The threshold temperature for hydrate formation varies with the composition of the gas. In general, it is around 24°C. Above this temperature, the formation of hydrates is unlikely.
The traditional approach to avoiding hydrate formation in measuring lines is to heat the measuring points. This, however, is not a simple task. Gas pipes are typically thick-walled and often flanged. It is extremely difficult to transfer heat from outside to the gas inside. At low outdoor temperatures, this method is very inefficient and consumes a significant amount of energy.
Modern approach: Avoid hydrate formation by using a heatable sampling probe
Natural gas storage operators in Europe, struggling with the issue of hydrate formation in measuring lines, turned to AS-Schneider with their challenge.
Together with one of these customers, we industrialized the customer-patented solution to avoid hydrate formation in the measuring line. Due to the customer’s application, our engineering team complemented the solution with a build in ball valve which did not exist in the patent before.
The heatable sampling probe consists of a copper block with an integrated shut-off ball valve and a sensor tube. The copper tube extends into the inner wall of the transport piping. There it heats the gas thus preventing hydrate formation. An electrical heating block, screwed to the body, heats the assembly through induction.
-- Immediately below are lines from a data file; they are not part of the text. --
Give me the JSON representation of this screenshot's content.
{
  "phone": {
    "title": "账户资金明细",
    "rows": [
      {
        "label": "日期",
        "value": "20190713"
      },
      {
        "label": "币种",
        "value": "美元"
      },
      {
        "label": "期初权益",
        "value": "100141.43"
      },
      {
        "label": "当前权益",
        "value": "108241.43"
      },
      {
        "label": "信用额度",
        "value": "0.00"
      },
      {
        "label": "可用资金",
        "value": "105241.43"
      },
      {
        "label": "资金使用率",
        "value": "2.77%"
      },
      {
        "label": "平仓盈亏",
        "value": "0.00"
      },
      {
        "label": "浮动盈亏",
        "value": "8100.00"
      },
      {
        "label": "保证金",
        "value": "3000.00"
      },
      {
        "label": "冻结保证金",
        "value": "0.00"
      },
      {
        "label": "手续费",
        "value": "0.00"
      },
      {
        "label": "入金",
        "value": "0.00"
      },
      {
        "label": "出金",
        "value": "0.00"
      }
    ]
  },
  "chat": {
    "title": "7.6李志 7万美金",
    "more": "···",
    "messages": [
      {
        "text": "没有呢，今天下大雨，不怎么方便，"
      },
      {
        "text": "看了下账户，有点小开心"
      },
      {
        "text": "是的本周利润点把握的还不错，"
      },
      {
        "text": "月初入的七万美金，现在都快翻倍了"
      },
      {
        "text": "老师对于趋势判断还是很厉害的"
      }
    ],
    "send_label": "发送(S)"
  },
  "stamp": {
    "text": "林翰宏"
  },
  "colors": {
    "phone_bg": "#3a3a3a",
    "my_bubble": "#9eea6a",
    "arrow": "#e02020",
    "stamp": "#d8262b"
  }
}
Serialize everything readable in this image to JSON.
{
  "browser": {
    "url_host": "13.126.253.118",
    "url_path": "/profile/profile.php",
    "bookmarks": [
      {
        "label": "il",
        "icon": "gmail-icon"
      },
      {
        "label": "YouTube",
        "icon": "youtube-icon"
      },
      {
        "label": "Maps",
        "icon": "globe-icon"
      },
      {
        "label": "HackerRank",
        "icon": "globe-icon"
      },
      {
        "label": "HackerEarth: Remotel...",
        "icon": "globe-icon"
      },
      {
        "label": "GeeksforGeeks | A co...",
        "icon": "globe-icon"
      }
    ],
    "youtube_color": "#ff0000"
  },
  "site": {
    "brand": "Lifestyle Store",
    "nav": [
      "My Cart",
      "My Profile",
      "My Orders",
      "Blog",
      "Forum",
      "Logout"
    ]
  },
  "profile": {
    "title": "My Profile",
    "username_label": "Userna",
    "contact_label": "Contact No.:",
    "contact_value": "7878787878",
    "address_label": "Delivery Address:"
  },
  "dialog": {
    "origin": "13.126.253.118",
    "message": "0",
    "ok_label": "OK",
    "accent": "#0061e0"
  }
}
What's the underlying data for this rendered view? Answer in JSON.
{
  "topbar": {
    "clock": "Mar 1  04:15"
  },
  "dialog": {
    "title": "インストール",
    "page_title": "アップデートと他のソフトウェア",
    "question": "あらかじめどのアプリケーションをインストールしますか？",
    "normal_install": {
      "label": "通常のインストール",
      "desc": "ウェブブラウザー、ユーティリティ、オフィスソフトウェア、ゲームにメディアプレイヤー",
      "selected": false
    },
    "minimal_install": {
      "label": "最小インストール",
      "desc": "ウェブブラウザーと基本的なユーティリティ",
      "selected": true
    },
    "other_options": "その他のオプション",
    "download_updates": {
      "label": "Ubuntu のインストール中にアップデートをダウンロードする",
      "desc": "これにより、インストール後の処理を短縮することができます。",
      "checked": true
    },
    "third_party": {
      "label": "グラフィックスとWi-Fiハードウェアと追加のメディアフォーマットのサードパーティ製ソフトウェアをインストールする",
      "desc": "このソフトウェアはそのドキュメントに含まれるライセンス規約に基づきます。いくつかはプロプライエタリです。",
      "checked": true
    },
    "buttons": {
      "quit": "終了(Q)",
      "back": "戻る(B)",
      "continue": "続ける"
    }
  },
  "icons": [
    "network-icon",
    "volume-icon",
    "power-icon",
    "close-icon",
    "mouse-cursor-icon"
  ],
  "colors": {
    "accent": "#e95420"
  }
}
This energy-efficient heating block independently regulates the temperature and is extremely safe. Depending on the wall thickness, the length of the probe can be adjusted to selectively transfer heat through appropriate wall or flange thickness.
The heated sampling probe does not allow hydrate formation to clog the lines. It transfers the full static pressure of the gas without any restriction. Thus, ensuring accurate measurements. The ball valve, integrated with the probe, functions as an initial shut-off between the transport and gas impulse lines.
The valve can withstand a pressure of up to 250 bar and a maximum temperature of 120°C. In addition, the specially designed ball valve offers the following benefits:
Our solution to the natural gas hydrate issue in measuring lines has been proven to work safely and efficiently in the field.
The integrated ball valve greatly simplifies installation. All the essential components are fitted in a single housing.
The space-saving heated sampling probe is being successfully used in several storage facilities. All operated by well-known companies across Europe and the world.
Ball valve made of cooper.
Cooper ball valve with installation.
Cooper ball valve without installation.
Avoiding hydrate formation in hydrogen applications
Injection of hydrogen into a natural gas supply network is being tested to lower the need for investment in the development of hydrogen infrastructure. The hydrogen-methane gas mixture can also form hydrates in the supply and measurement lines.
A heatable sampling probe is suitable for preventing hydrate formation in these applications as well.